__Input__:
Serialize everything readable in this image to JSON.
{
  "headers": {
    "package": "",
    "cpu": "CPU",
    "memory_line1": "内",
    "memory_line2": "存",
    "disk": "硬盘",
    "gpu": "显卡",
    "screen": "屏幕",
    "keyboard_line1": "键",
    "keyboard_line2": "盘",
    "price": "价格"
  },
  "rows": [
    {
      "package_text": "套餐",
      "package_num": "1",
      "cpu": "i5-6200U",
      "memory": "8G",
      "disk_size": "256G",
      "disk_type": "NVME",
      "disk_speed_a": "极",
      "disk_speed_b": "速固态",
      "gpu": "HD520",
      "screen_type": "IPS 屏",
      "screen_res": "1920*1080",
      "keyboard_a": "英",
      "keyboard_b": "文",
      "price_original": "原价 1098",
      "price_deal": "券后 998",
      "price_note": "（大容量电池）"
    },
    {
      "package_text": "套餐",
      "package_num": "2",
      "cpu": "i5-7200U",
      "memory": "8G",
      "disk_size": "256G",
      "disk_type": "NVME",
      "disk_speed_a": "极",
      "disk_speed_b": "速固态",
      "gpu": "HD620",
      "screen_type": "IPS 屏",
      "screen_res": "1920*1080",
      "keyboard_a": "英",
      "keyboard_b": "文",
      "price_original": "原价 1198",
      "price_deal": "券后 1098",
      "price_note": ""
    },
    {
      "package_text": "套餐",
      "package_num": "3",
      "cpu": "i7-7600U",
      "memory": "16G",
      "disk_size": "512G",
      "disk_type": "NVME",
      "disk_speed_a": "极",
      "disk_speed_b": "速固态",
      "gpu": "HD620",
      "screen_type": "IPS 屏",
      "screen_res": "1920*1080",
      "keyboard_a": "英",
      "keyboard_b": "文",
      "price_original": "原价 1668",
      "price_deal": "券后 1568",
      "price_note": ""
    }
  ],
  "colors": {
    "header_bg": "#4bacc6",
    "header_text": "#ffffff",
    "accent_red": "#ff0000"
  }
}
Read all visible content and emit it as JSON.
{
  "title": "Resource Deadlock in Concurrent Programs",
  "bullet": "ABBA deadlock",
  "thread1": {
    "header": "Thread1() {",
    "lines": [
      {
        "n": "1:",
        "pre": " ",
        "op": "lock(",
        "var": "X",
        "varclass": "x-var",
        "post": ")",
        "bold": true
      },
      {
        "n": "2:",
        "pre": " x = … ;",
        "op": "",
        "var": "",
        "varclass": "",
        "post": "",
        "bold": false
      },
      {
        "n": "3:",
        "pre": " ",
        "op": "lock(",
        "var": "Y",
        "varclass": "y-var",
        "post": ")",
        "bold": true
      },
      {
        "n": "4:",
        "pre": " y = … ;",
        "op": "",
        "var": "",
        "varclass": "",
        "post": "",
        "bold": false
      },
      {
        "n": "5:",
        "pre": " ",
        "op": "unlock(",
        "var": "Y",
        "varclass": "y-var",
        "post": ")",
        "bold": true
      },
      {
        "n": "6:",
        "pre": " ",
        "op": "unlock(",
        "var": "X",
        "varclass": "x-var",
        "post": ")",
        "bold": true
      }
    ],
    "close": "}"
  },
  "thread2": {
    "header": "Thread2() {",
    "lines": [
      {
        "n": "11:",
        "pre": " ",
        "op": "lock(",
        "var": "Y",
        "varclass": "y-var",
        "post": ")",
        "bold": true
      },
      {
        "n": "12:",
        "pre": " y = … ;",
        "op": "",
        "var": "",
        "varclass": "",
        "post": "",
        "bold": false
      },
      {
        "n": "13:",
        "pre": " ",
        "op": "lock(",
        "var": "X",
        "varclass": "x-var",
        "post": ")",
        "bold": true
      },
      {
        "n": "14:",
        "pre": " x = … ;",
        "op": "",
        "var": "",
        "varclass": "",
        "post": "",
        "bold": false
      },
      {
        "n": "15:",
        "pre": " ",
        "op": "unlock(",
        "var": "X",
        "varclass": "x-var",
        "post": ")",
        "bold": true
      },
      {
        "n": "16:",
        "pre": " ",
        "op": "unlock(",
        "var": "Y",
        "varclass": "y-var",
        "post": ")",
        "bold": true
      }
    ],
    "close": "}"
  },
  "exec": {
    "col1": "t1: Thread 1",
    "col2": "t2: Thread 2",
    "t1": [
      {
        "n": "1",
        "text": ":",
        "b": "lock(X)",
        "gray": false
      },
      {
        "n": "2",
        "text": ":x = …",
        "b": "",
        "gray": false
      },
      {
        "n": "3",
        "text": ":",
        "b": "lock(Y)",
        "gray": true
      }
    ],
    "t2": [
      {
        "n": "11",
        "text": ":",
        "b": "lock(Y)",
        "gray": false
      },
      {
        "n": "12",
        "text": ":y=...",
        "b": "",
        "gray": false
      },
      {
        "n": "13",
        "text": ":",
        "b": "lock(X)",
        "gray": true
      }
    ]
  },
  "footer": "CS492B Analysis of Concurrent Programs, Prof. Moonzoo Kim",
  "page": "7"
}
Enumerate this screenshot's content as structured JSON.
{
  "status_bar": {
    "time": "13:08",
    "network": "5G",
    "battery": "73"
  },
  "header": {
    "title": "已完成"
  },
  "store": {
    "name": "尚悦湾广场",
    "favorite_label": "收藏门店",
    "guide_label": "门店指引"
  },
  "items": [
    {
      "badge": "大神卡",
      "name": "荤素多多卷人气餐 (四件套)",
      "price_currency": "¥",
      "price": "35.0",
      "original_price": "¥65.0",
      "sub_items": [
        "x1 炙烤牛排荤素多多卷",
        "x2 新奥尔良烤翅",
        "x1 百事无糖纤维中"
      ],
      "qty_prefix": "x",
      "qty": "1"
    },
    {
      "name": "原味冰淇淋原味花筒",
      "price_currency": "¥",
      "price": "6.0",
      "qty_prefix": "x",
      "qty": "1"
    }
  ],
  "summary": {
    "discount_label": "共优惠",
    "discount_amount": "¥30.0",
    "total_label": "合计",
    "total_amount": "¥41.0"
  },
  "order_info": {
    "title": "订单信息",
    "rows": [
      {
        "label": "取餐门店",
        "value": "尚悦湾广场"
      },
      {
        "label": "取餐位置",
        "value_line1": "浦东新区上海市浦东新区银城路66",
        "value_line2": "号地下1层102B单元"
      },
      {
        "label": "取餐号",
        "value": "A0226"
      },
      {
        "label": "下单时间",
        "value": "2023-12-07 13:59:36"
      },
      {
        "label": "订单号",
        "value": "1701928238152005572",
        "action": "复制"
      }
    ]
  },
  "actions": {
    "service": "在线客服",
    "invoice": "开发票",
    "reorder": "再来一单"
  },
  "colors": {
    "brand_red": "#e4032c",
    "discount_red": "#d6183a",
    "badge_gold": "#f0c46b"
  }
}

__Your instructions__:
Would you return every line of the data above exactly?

__Written solution__:
Serialize everything readable in this image to JSON.
{
  "headers": {
    "package": "",
    "cpu": "CPU",
    "memory_line1": "内",
    "memory_line2": "存",
    "disk": "硬盘",
    "gpu": "显卡",
    "screen": "屏幕",
    "keyboard_line1": "键",
    "keyboard_line2": "盘",
    "price": "价格"
  },
  "rows": [
    {
      "package_text": "套餐",
      "package_num": "1",
      "cpu": "i5-6200U",
      "memory": "8G",
      "disk_size": "256G",
      "disk_type": "NVME",
      "disk_speed_a": "极",
      "disk_speed_b": "速固态",
      "gpu": "HD520",
      "screen_type": "IPS 屏",
      "screen_res": "1920*1080",
      "keyboard_a": "英",
      "keyboard_b": "文",
      "price_original": "原价 1098",
      "price_deal": "券后 998",
      "price_note": "（大容量电池）"
    },
    {
      "package_text": "套餐",
      "package_num": "2",
      "cpu": "i5-7200U",
      "memory": "8G",
      "disk_size": "256G",
      "disk_type": "NVME",
      "disk_speed_a": "极",
      "disk_speed_b": "速固态",
      "gpu": "HD620",
      "screen_type": "IPS 屏",
      "screen_res": "1920*1080",
      "keyboard_a": "英",
      "keyboard_b": "文",
      "price_original": "原价 1198",
      "price_deal": "券后 1098",
      "price_note": ""
    },
    {
      "package_text": "套餐",
      "package_num": "3",
      "cpu": "i7-7600U",
      "memory": "16G",
      "disk_size": "512G",
      "disk_type": "NVME",
      "disk_speed_a": "极",
      "disk_speed_b": "速固态",
      "gpu": "HD620",
      "screen_type": "IPS 屏",
      "screen_res": "1920*1080",
      "keyboard_a": "英",
      "keyboard_b": "文",
      "price_original": "原价 1668",
      "price_deal": "券后 1568",
      "price_note": ""
    }
  ],
  "colors": {
    "header_bg": "#4bacc6",
    "header_text": "#ffffff",
    "accent_red": "#ff0000"
  }
}
Read all visible content and emit it as JSON.
{
  "title": "Resource Deadlock in Concurrent Programs",
  "bullet": "ABBA deadlock",
  "thread1": {
    "header": "Thread1() {",
    "lines": [
      {
        "n": "1:",
        "pre": " ",
        "op": "lock(",
        "var": "X",
        "varclass": "x-var",
        "post": ")",
        "bold": true
      },
      {
        "n": "2:",
        "pre": " x = … ;",
        "op": "",
        "var": "",
        "varclass": "",
        "post": "",
        "bold": false
      },
      {
        "n": "3:",
        "pre": " ",
        "op": "lock(",
        "var": "Y",
        "varclass": "y-var",
        "post": ")",
        "bold": true
      },
      {
        "n": "4:",
        "pre": " y = … ;",
        "op": "",
        "var": "",
        "varclass": "",
        "post": "",
        "bold": false
      },
      {
        "n": "5:",
        "pre": " ",
        "op": "unlock(",
        "var": "Y",
        "varclass": "y-var",
        "post": ")",
        "bold": true
      },
      {
        "n": "6:",
        "pre": " ",
        "op": "unlock(",
        "var": "X",
        "varclass": "x-var",
        "post": ")",
        "bold": true
      }
    ],
    "close": "}"
  },
  "thread2": {
    "header": "Thread2() {",
    "lines": [
      {
        "n": "11:",
        "pre": " ",
        "op": "lock(",
        "var": "Y",
        "varclass": "y-var",
        "post": ")",
        "bold": true
      },
      {
        "n": "12:",
        "pre": " y = … ;",
        "op": "",
        "var": "",
        "varclass": "",
        "post": "",
        "bold": false
      },
      {
        "n": "13:",
        "pre": " ",
        "op": "lock(",
        "var": "X",
        "varclass": "x-var",
        "post": ")",
        "bold": true
      },
      {
        "n": "14:",
        "pre": " x = … ;",
        "op": "",
        "var": "",
        "varclass": "",
        "post": "",
        "bold": false
      },
      {
        "n": "15:",
        "pre": " ",
        "op": "unlock(",
        "var": "X",
        "varclass": "x-var",
        "post": ")",
        "bold": true
      },
      {
        "n": "16:",
        "pre": " ",
        "op": "unlock(",
        "var": "Y",
        "varclass": "y-var",
        "post": ")",
        "bold": true
      }
    ],
    "close": "}"
  },
  "exec": {
    "col1": "t1: Thread 1",
    "col2": "t2: Thread 2",
    "t1": [
      {
        "n": "1",
        "text": ":",
        "b": "lock(X)",
        "gray": false
      },
      {
        "n": "2",
        "text": ":x = …",
        "b": "",
        "gray": false
      },
      {
        "n": "3",
        "text": ":",
        "b": "lock(Y)",
        "gray": true
      }
    ],
    "t2": [
      {
        "n": "11",
        "text": ":",
        "b": "lock(Y)",
        "gray": false
      },
      {
        "n": "12",
        "text": ":y=...",
        "b": "",
        "gray": false
      },
      {
        "n": "13",
        "text": ":",
        "b": "lock(X)",
        "gray": true
      }
    ]
  },
  "footer": "CS492B Analysis of Concurrent Programs, Prof. Moonzoo Kim",
  "page": "7"
}
Enumerate this screenshot's content as structured JSON.
{
  "status_bar": {
    "time": "13:08",
    "network": "5G",
    "battery": "73"
  },
  "header": {
    "title": "已完成"
  },
  "store": {
    "name": "尚悦湾广场",
    "favorite_label": "收藏门店",
    "guide_label": "门店指引"
  },
  "items": [
    {
      "badge": "大神卡",
      "name": "荤素多多卷人气餐 (四件套)",
      "price_currency": "¥",
      "price": "35.0",
      "original_price": "¥65.0",
      "sub_items": [
        "x1 炙烤牛排荤素多多卷",
        "x2 新奥尔良烤翅",
        "x1 百事无糖纤维中"
      ],
      "qty_prefix": "x",
      "qty": "1"
    },
    {
      "name": "原味冰淇淋原味花筒",
      "price_currency": "¥",
      "price": "6.0",
      "qty_prefix": "x",
      "qty": "1"
    }
  ],
  "summary": {
    "discount_label": "共优惠",
    "discount_amount": "¥30.0",
    "total_label": "合计",
    "total_amount": "¥41.0"
  },
  "order_info": {
    "title": "订单信息",
    "rows": [
      {
        "label": "取餐门店",
        "value": "尚悦湾广场"
      },
      {
        "label": "取餐位置",
        "value_line1": "浦东新区上海市浦东新区银城路66",
        "value_line2": "号地下1层102B单元"
      },
      {
        "label": "取餐号",
        "value": "A0226"
      },
      {
        "label": "下单时间",
        "value": "2023-12-07 13:59:36"
      },
      {
        "label": "订单号",
        "value": "1701928238152005572",
        "action": "复制"
      }
    ]
  },
  "actions": {
    "service": "在线客服",
    "invoice": "开发票",
    "reorder": "再来一单"
  },
  "colors": {
    "brand_red": "#e4032c",
    "discount_red": "#d6183a",
    "badge_gold": "#f0c46b"
  }
}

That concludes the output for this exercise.